Lenten Reflection - Mark 9:42-50 by Eric Bumgardner
42 “If anyone causes one of these little ones—those who believe in me—to stumble, it would be better for them if a large millstone were hung around their neck and they were thrown into the sea. 43 If your hand causes you to stumble, cut it off. It is better for you to enter life maimed than with two hands to go into hell, where the fire never goes out.45 And if your foot causes you to stumble, cut it off. It is better for you to enter life crippled than to have two feet and be thrown into hell. 47 And if your eye causes you to stumble, pluck it out. It is better for you to enter the kingdom of God with one eye than to have two eyes and be thrown into hell, 48 where “‘the worms that eat them do not die, and the fire is not quenched.’ 49 Everyone will be salted with fire. 50 “Salt is good, but if it loses its saltiness, how can you make it salty again? Have salt among yourselves, and be at peace with each other.” Mark 9:42-50
Notorious libertine Oscar Wilde stated the only way to get rid of temptation was to yield to it. “I can resist everything but temptation.”
In my reading of this passage, Jesus (again?) reveals his “fully God, fully man” duality to me; seeming to understand temptation, and its consequent “stumbling,” as only one who is fully man can. His stern gaze is cast on we predators who search for others on which we can exert our control by catering to their insecurities with money, sex, prestige, etc. He gives fair warning to the Wilde in us to part ways with those things or people we most value, but in reality separate us from the reality of God.
Finally, I read (maybe) what I’m most looking for: clear direction; as He’s already demanded more than I can do alone. Jesus asks me to “have salt among us,” and surround myself with preserving individuals — friends — in whose shadow I can walk, in whose path I can follow.
If I’m honest, I don’t want to be led. Their path doesn’t look like it leads anywhere fun. Even the words of Jesus, through voices of people who care about me deeply, don’t have any sway. Only repeated stumbling can convince me of the depth and weight of the words.
Today I’ve been given the opportunity to live “out loud” among the salt, and share my temptations and fears instead of stepping into the ring alone. But alone — in silence — is where I have to meet them.

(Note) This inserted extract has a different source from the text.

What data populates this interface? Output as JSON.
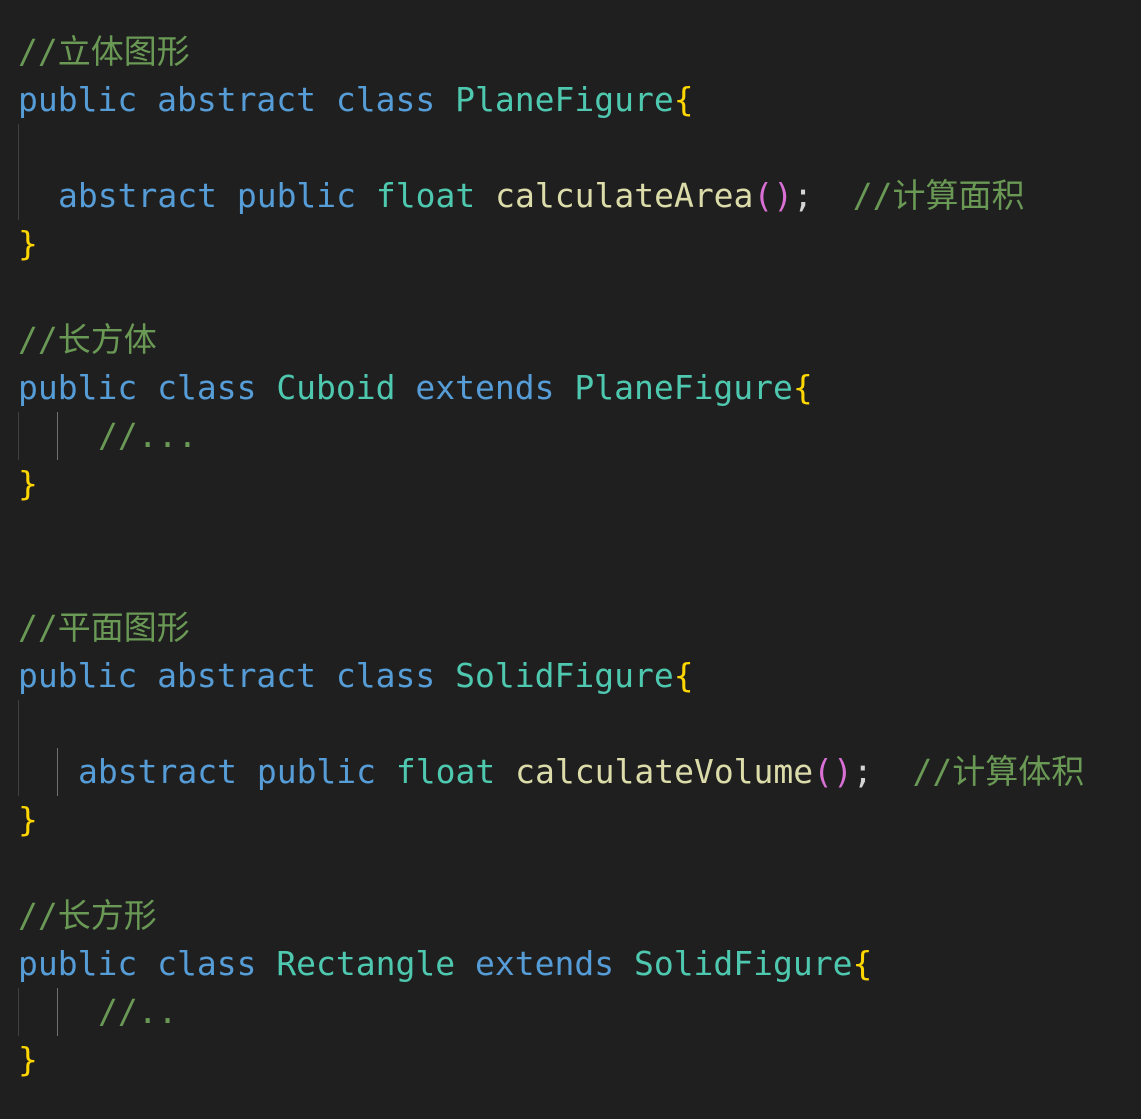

In a season set aside for self-examination, it doesn’t seem to get any more Lent than this.